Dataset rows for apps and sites
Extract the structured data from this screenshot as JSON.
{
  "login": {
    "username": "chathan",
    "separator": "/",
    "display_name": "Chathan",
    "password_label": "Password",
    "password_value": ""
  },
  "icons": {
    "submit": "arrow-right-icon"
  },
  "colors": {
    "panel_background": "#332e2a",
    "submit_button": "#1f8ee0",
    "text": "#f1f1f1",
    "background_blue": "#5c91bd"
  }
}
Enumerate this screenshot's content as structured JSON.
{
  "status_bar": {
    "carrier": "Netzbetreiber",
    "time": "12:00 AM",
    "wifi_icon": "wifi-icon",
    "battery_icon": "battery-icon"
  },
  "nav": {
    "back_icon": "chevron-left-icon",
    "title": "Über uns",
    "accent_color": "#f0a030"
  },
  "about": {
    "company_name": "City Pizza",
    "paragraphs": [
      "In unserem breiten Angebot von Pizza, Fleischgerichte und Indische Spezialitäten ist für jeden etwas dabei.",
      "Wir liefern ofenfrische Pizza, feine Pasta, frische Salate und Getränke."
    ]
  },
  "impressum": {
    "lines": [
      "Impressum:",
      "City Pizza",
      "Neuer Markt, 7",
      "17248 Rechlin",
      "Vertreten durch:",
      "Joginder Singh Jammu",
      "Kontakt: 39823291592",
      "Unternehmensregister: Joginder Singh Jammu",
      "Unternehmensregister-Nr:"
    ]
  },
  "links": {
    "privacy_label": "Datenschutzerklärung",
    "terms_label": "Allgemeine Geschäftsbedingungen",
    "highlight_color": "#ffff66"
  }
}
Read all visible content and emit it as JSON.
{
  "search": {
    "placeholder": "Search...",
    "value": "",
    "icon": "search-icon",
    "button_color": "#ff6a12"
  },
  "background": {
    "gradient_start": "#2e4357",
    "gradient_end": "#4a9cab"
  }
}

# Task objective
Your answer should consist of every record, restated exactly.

# Written answer
Extract the structured data from this screenshot as JSON.
{
  "login": {
    "username": "chathan",
    "separator": "/",
    "display_name": "Chathan",
    "password_label": "Password",
    "password_value": ""
  },
  "icons": {
    "submit": "arrow-right-icon"
  },
  "colors": {
    "panel_background": "#332e2a",
    "submit_button": "#1f8ee0",
    "text": "#f1f1f1",
    "background_blue": "#5c91bd"
  }
}
Enumerate this screenshot's content as structured JSON.
{
  "status_bar": {
    "carrier": "Netzbetreiber",
    "time": "12:00 AM",
    "wifi_icon": "wifi-icon",
    "battery_icon": "battery-icon"
  },
  "nav": {
    "back_icon": "chevron-left-icon",
    "title": "Über uns",
    "accent_color": "#f0a030"
  },
  "about": {
    "company_name": "City Pizza",
    "paragraphs": [
      "In unserem breiten Angebot von Pizza, Fleischgerichte und Indische Spezialitäten ist für jeden etwas dabei.",
      "Wir liefern ofenfrische Pizza, feine Pasta, frische Salate und Getränke."
    ]
  },
  "impressum": {
    "lines": [
      "Impressum:",
      "City Pizza",
      "Neuer Markt, 7",
      "17248 Rechlin",
      "Vertreten durch:",
      "Joginder Singh Jammu",
      "Kontakt: 39823291592",
      "Unternehmensregister: Joginder Singh Jammu",
      "Unternehmensregister-Nr:"
    ]
  },
  "links": {
    "privacy_label": "Datenschutzerklärung",
    "terms_label": "Allgemeine Geschäftsbedingungen",
    "highlight_color": "#ffff66"
  }
}
Read all visible content and emit it as JSON.
{
  "search": {
    "placeholder": "Search...",
    "value": "",
    "icon": "search-icon",
    "button_color": "#ff6a12"
  },
  "background": {
    "gradient_start": "#2e4357",
    "gradient_end": "#4a9cab"
  }
}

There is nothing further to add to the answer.